Start of Records
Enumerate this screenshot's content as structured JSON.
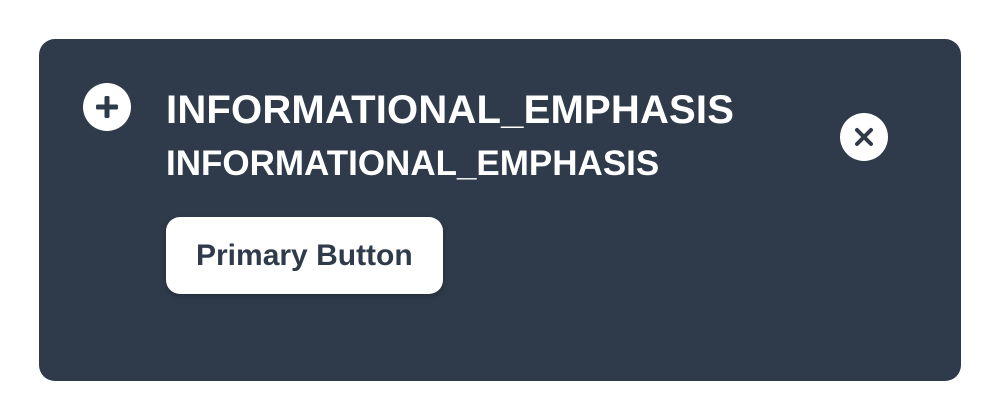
{
  "banner": {
    "variant": "INFORMATIONAL_EMPHASIS",
    "title": "INFORMATIONAL_EMPHASIS",
    "message": "INFORMATIONAL_EMPHASIS",
    "primary_button_label": "Primary Button",
    "lead_icon": "plus-circle-icon",
    "close_icon": "close-circle-icon",
    "colors": {
      "background": "#2f3b4a",
      "text": "#ffffff",
      "button_background": "#ffffff",
      "button_text": "#2f3b4a"
    }
  }
}
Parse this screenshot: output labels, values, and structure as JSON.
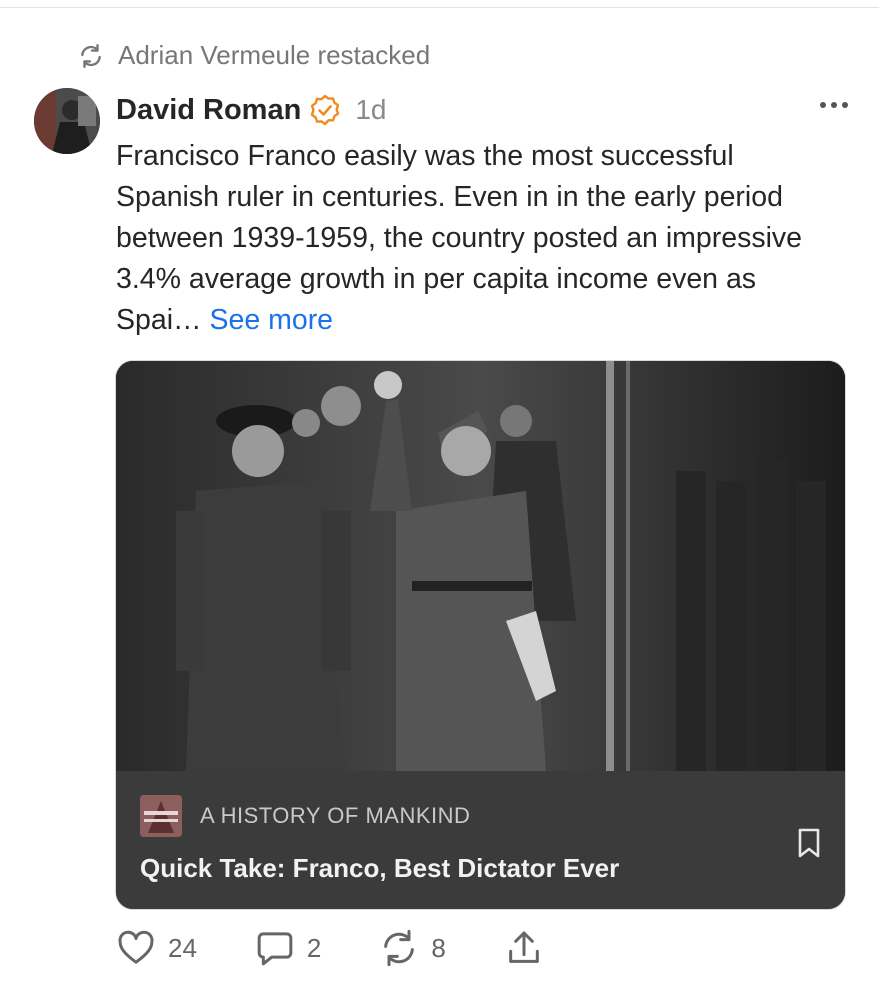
{
  "restack": {
    "text": "Adrian Vermeule restacked",
    "icon": "restack-icon"
  },
  "post": {
    "author": "David Roman",
    "verified_icon": "verified-check-icon",
    "time": "1d",
    "more_icon": "more-horizontal-icon",
    "body": "Francisco Franco easily was the most successful Spanish ruler in centuries. Even in in the early period between 1939-1959, the country posted an impressive 3.4% average growth in per capita income even as Spai…",
    "see_more": "See more"
  },
  "card": {
    "publication": "A HISTORY OF MANKIND",
    "logo_text": "HISTORY OF MANKIND",
    "title": "Quick Take: Franco, Best Dictator Ever",
    "bookmark_icon": "bookmark-icon"
  },
  "actions": {
    "likes": "24",
    "comments": "2",
    "restacks": "8"
  },
  "colors": {
    "link": "#1a73e8",
    "verified": "#f08b22",
    "card_footer": "#3b3b3b"
  }
}
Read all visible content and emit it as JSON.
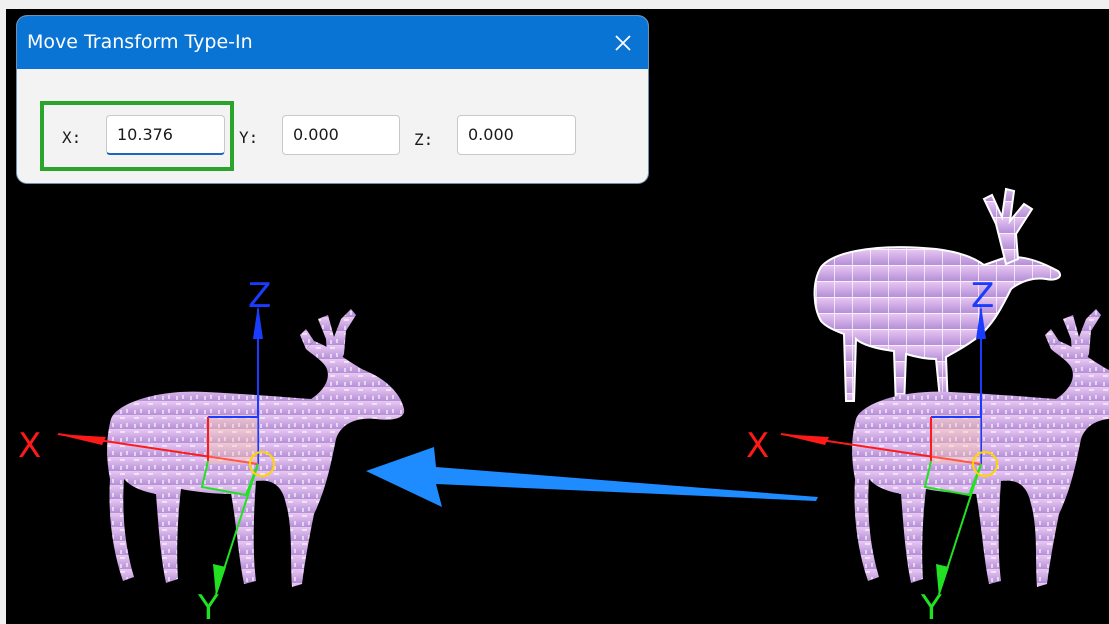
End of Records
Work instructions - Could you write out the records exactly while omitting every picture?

Reply to the exercise -
Enumerate this screenshot's content as structured JSON.
{
  "banner": {
    "variant": "INFORMATIONAL_EMPHASIS",
    "title": "INFORMATIONAL_EMPHASIS",
    "message": "INFORMATIONAL_EMPHASIS",
    "primary_button_label": "Primary Button",
    "lead_icon": "plus-circle-icon",
    "close_icon": "close-circle-icon",
    "colors": {
      "background": "#2f3b4a",
      "text": "#ffffff",
      "button_background": "#ffffff",
      "button_text": "#2f3b4a"
    }
  }
}
Parse this screenshot: output labels, values, and structure as JSON.
{
  "restack": {
    "text": "Adrian Vermeule restacked",
    "icon": "restack-icon"
  },
  "post": {
    "author": "David Roman",
    "verified_icon": "verified-check-icon",
    "time": "1d",
    "more_icon": "more-horizontal-icon",
    "body": "Francisco Franco easily was the most successful Spanish ruler in centuries. Even in in the early period between 1939-1959, the country posted an impressive 3.4% average growth in per capita income even as Spai…",
    "see_more": "See more"
  },
  "card": {
    "publication": "A HISTORY OF MANKIND",
    "logo_text": "HISTORY OF MANKIND",
    "title": "Quick Take: Franco, Best Dictator Ever",
    "bookmark_icon": "bookmark-icon"
  },
  "actions": {
    "likes": "24",
    "comments": "2",
    "restacks": "8"
  },
  "colors": {
    "link": "#1a73e8",
    "verified": "#f08b22",
    "card_footer": "#3b3b3b"
  }
}
Read all visible content and emit it as JSON.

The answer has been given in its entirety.